* **Input data**
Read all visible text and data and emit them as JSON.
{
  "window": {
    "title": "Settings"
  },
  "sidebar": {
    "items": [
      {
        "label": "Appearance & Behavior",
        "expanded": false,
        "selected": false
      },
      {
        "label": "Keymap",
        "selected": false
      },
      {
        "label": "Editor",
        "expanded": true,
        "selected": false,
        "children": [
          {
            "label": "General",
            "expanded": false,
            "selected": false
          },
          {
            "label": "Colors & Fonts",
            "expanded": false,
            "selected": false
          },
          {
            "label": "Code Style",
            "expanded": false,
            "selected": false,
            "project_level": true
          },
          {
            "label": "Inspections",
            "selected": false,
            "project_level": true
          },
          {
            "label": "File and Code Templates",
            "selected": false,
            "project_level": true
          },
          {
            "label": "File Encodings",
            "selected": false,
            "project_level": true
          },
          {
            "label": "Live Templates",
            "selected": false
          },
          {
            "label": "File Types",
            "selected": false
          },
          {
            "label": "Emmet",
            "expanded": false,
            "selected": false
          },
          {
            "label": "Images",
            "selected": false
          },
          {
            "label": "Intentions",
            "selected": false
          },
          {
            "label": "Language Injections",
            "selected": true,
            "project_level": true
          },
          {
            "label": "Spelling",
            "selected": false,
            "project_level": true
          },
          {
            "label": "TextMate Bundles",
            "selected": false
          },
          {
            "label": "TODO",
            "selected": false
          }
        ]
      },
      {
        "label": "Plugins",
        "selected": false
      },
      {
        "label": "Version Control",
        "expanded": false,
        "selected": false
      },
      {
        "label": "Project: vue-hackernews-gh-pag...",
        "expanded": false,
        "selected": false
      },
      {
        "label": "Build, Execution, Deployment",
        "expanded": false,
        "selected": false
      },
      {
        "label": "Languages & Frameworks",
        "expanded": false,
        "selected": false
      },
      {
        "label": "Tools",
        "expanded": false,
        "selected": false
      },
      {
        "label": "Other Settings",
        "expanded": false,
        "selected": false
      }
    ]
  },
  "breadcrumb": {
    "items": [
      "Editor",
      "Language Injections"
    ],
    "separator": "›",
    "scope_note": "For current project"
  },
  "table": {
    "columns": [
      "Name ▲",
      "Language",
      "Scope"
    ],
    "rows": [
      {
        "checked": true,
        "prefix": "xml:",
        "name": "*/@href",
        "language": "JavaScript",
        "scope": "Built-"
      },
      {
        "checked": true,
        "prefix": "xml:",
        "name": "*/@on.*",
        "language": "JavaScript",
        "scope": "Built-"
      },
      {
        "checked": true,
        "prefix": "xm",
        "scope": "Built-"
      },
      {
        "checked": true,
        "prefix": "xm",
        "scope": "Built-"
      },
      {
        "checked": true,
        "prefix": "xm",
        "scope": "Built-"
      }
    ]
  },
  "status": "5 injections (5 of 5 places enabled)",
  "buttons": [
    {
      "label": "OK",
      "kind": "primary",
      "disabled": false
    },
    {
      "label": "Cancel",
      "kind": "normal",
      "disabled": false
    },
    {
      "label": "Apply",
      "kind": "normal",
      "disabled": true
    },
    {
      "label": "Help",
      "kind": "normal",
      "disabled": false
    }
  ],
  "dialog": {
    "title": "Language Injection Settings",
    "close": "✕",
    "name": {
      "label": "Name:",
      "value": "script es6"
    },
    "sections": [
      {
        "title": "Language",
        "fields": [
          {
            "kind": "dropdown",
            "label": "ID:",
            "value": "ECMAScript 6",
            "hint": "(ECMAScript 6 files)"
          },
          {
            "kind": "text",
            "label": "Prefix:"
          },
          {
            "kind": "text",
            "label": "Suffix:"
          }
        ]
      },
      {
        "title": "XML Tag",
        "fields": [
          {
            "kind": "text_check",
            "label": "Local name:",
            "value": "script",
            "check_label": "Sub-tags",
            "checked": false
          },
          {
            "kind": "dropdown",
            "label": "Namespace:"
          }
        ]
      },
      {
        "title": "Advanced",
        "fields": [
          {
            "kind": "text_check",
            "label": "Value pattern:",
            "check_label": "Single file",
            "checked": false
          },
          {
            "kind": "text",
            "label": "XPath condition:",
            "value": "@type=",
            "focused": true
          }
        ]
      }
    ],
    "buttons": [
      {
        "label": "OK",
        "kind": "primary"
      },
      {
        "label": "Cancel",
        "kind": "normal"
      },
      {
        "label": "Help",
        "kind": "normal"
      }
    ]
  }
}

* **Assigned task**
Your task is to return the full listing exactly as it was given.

* **Solution for this task**
Read all visible text and data and emit them as JSON.
{
  "window": {
    "title": "Settings"
  },
  "sidebar": {
    "items": [
      {
        "label": "Appearance & Behavior",
        "expanded": false,
        "selected": false
      },
      {
        "label": "Keymap",
        "selected": false
      },
      {
        "label": "Editor",
        "expanded": true,
        "selected": false,
        "children": [
          {
            "label": "General",
            "expanded": false,
            "selected": false
          },
          {
            "label": "Colors & Fonts",
            "expanded": false,
            "selected": false
          },
          {
            "label": "Code Style",
            "expanded": false,
            "selected": false,
            "project_level": true
          },
          {
            "label": "Inspections",
            "selected": false,
            "project_level": true
          },
          {
            "label": "File and Code Templates",
            "selected": false,
            "project_level": true
          },
          {
            "label": "File Encodings",
            "selected": false,
            "project_level": true
          },
          {
            "label": "Live Templates",
            "selected": false
          },
          {
            "label": "File Types",
            "selected": false
          },
          {
            "label": "Emmet",
            "expanded": false,
            "selected": false
          },
          {
            "label": "Images",
            "selected": false
          },
          {
            "label": "Intentions",
            "selected": false
          },
          {
            "label": "Language Injections",
            "selected": true,
            "project_level": true
          },
          {
            "label": "Spelling",
            "selected": false,
            "project_level": true
          },
          {
            "label": "TextMate Bundles",
            "selected": false
          },
          {
            "label": "TODO",
            "selected": false
          }
        ]
      },
      {
        "label": "Plugins",
        "selected": false
      },
      {
        "label": "Version Control",
        "expanded": false,
        "selected": false
      },
      {
        "label": "Project: vue-hackernews-gh-pag...",
        "expanded": false,
        "selected": false
      },
      {
        "label": "Build, Execution, Deployment",
        "expanded": false,
        "selected": false
      },
      {
        "label": "Languages & Frameworks",
        "expanded": false,
        "selected": false
      },
      {
        "label": "Tools",
        "expanded": false,
        "selected": false
      },
      {
        "label": "Other Settings",
        "expanded": false,
        "selected": false
      }
    ]
  },
  "breadcrumb": {
    "items": [
      "Editor",
      "Language Injections"
    ],
    "separator": "›",
    "scope_note": "For current project"
  },
  "table": {
    "columns": [
      "Name ▲",
      "Language",
      "Scope"
    ],
    "rows": [
      {
        "checked": true,
        "prefix": "xml:",
        "name": "*/@href",
        "language": "JavaScript",
        "scope": "Built-"
      },
      {
        "checked": true,
        "prefix": "xml:",
        "name": "*/@on.*",
        "language": "JavaScript",
        "scope": "Built-"
      },
      {
        "checked": true,
        "prefix": "xm",
        "scope": "Built-"
      },
      {
        "checked": true,
        "prefix": "xm",
        "scope": "Built-"
      },
      {
        "checked": true,
        "prefix": "xm",
        "scope": "Built-"
      }
    ]
  },
  "status": "5 injections (5 of 5 places enabled)",
  "buttons": [
    {
      "label": "OK",
      "kind": "primary",
      "disabled": false
    },
    {
      "label": "Cancel",
      "kind": "normal",
      "disabled": false
    },
    {
      "label": "Apply",
      "kind": "normal",
      "disabled": true
    },
    {
      "label": "Help",
      "kind": "normal",
      "disabled": false
    }
  ],
  "dialog": {
    "title": "Language Injection Settings",
    "close": "✕",
    "name": {
      "label": "Name:",
      "value": "script es6"
    },
    "sections": [
      {
        "title": "Language",
        "fields": [
          {
            "kind": "dropdown",
            "label": "ID:",
            "value": "ECMAScript 6",
            "hint": "(ECMAScript 6 files)"
          },
          {
            "kind": "text",
            "label": "Prefix:"
          },
          {
            "kind": "text",
            "label": "Suffix:"
          }
        ]
      },
      {
        "title": "XML Tag",
        "fields": [
          {
            "kind": "text_check",
            "label": "Local name:",
            "value": "script",
            "check_label": "Sub-tags",
            "checked": false
          },
          {
            "kind": "dropdown",
            "label": "Namespace:"
          }
        ]
      },
      {
        "title": "Advanced",
        "fields": [
          {
            "kind": "text_check",
            "label": "Value pattern:",
            "check_label": "Single file",
            "checked": false
          },
          {
            "kind": "text",
            "label": "XPath condition:",
            "value": "@type=",
            "focused": true
          }
        ]
      }
    ],
    "buttons": [
      {
        "label": "OK",
        "kind": "primary"
      },
      {
        "label": "Cancel",
        "kind": "normal"
      },
      {
        "label": "Help",
        "kind": "normal"
      }
    ]
  }
}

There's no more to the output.